───── Data to use ─────

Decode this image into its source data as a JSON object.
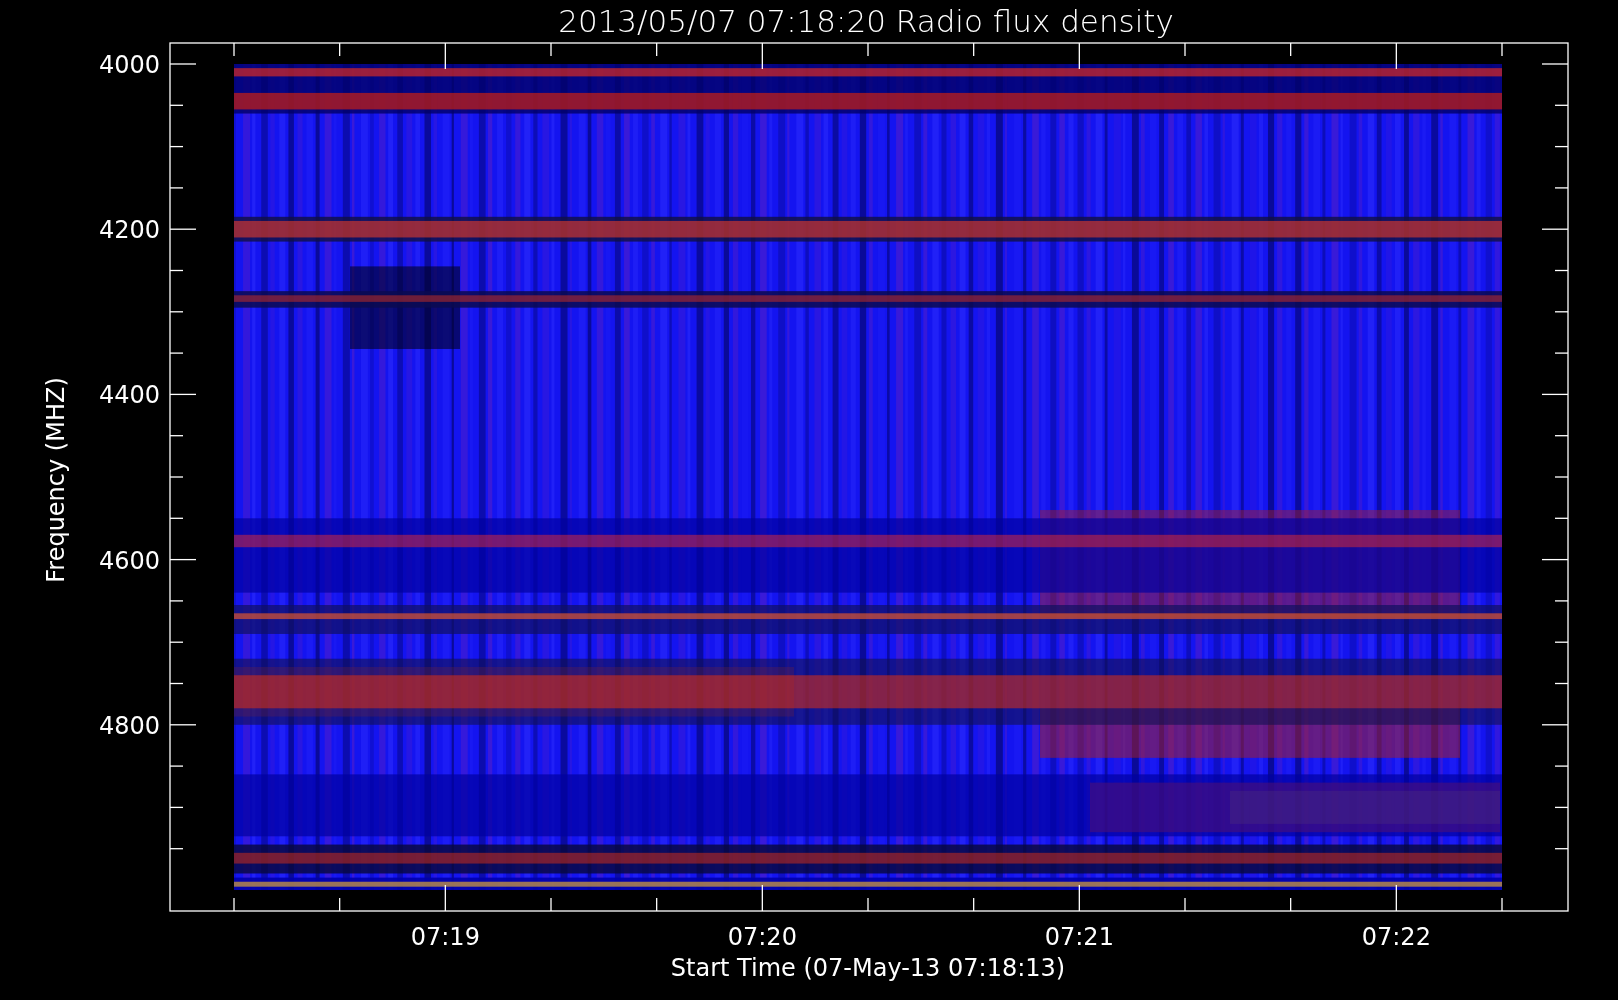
{
  "title": "2013/05/07 07:18:20 Radio flux density",
  "y_axis": {
    "label": "Frequency (MHZ)",
    "ticks": [
      "4000",
      "4200",
      "4400",
      "4600",
      "4800"
    ]
  },
  "x_axis": {
    "label": "Start Time (07-May-13 07:18:13)",
    "ticks": [
      "07:19",
      "07:20",
      "07:21",
      "07:22"
    ]
  }
}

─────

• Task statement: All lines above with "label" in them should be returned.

• Result of this exercise:
    "label": "Frequency (MHZ)",
    "label": "Start Time (07-May-13 07:18:13)",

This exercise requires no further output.